• Your objective:
Wherever a line in the records below contains "data", copy that line.

--- START ---

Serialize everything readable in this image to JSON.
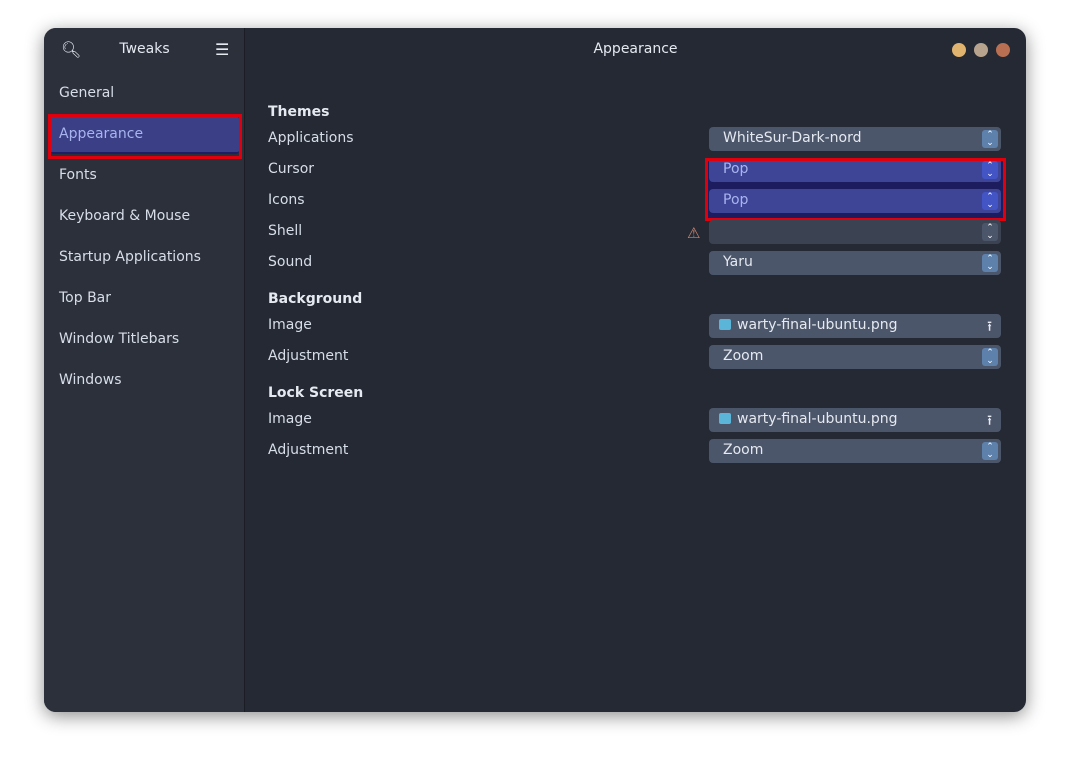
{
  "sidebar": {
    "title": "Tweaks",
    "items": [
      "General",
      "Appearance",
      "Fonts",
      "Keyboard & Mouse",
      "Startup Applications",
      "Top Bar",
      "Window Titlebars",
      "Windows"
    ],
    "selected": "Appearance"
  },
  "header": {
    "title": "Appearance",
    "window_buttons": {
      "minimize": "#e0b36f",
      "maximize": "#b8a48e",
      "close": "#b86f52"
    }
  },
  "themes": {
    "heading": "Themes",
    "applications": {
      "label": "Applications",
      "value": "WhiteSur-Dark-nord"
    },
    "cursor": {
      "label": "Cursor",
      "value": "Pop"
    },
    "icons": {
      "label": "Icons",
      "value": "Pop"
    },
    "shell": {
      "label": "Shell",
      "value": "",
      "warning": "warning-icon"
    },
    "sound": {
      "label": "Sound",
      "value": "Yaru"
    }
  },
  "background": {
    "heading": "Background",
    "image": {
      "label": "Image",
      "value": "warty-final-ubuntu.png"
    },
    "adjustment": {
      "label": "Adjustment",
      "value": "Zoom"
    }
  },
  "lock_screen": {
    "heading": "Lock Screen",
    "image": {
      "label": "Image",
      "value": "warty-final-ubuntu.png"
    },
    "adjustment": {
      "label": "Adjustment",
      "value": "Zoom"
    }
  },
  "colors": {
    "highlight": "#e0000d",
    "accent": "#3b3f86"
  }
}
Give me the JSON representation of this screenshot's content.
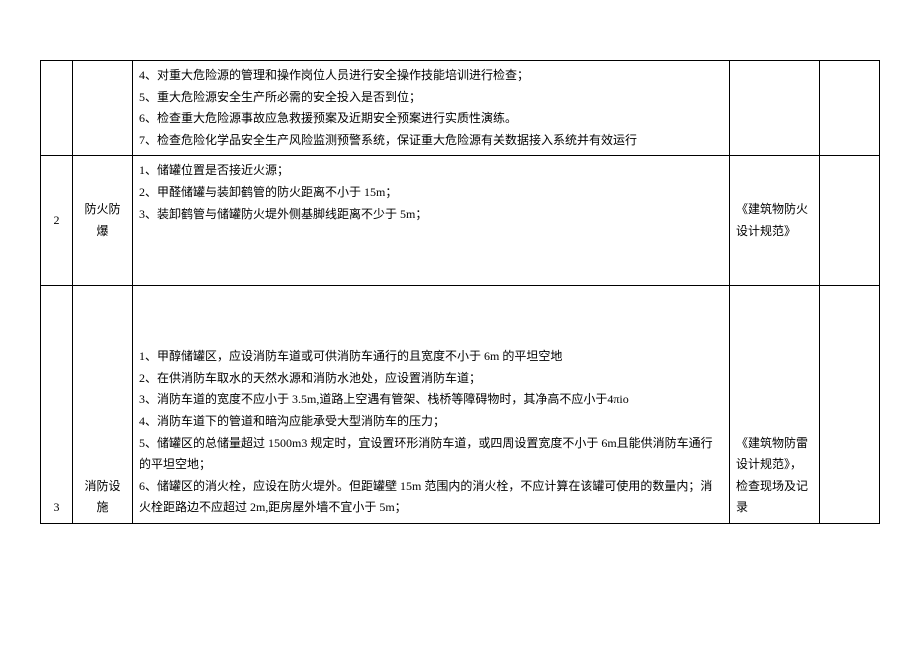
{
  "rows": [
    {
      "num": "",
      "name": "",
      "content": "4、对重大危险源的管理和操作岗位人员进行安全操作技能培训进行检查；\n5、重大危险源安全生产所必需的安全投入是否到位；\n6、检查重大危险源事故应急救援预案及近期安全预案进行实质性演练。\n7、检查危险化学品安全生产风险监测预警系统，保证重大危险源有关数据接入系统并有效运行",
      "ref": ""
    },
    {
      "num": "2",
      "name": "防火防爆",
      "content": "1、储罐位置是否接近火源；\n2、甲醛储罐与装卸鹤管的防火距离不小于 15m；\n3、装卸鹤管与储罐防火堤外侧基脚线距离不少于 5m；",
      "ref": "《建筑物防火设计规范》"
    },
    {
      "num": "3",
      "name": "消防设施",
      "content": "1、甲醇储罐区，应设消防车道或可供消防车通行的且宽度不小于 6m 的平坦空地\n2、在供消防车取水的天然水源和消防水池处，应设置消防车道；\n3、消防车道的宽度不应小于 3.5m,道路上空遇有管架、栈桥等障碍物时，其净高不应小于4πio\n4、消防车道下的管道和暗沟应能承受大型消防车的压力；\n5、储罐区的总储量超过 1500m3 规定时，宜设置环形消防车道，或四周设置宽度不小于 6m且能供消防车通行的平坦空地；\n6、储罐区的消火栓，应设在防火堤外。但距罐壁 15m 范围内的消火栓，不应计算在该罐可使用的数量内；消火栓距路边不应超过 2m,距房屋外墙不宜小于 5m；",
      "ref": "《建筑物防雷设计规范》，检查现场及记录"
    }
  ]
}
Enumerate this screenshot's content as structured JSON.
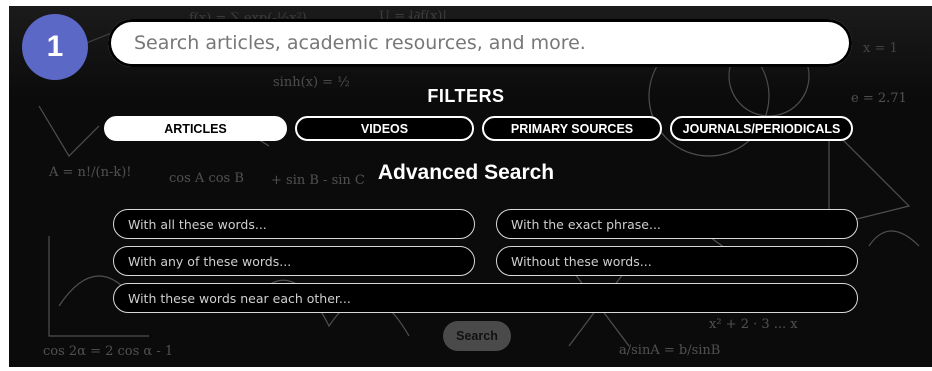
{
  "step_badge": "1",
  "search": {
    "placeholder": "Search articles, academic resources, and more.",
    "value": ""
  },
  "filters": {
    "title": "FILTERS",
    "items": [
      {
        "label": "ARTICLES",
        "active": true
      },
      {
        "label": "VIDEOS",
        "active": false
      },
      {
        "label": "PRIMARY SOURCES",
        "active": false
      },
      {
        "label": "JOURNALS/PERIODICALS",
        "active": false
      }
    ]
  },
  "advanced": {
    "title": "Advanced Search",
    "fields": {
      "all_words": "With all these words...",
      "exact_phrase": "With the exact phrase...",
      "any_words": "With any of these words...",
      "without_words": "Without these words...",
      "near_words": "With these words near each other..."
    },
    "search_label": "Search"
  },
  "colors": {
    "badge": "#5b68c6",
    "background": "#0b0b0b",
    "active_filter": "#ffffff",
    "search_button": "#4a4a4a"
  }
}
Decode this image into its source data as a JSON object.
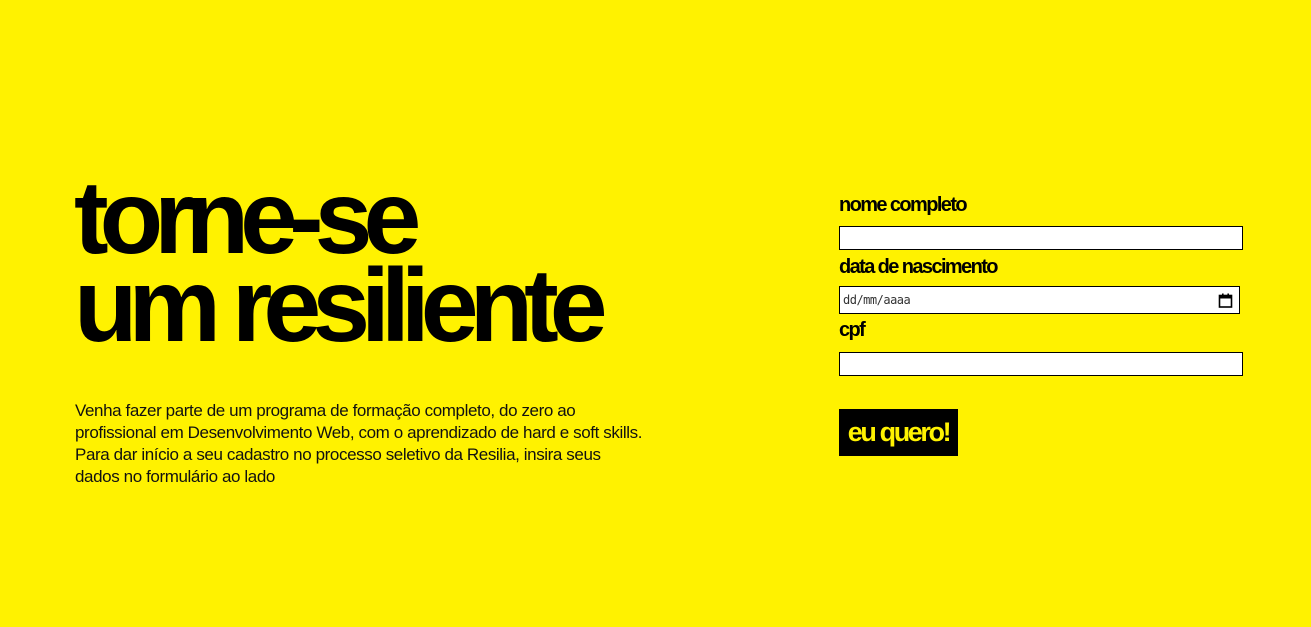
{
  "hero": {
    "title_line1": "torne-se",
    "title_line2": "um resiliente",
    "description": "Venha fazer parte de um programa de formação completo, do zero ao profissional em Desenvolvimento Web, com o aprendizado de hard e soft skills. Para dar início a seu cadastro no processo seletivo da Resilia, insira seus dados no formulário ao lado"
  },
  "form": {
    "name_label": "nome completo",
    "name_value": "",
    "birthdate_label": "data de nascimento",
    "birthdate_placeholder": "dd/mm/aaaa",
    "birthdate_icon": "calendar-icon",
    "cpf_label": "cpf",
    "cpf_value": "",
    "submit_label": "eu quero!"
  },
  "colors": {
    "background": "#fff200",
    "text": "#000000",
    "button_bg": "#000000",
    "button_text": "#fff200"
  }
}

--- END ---

• The answer:
Decode this image into its source data as a JSON object.
    "birthdate_label": "data de nascimento",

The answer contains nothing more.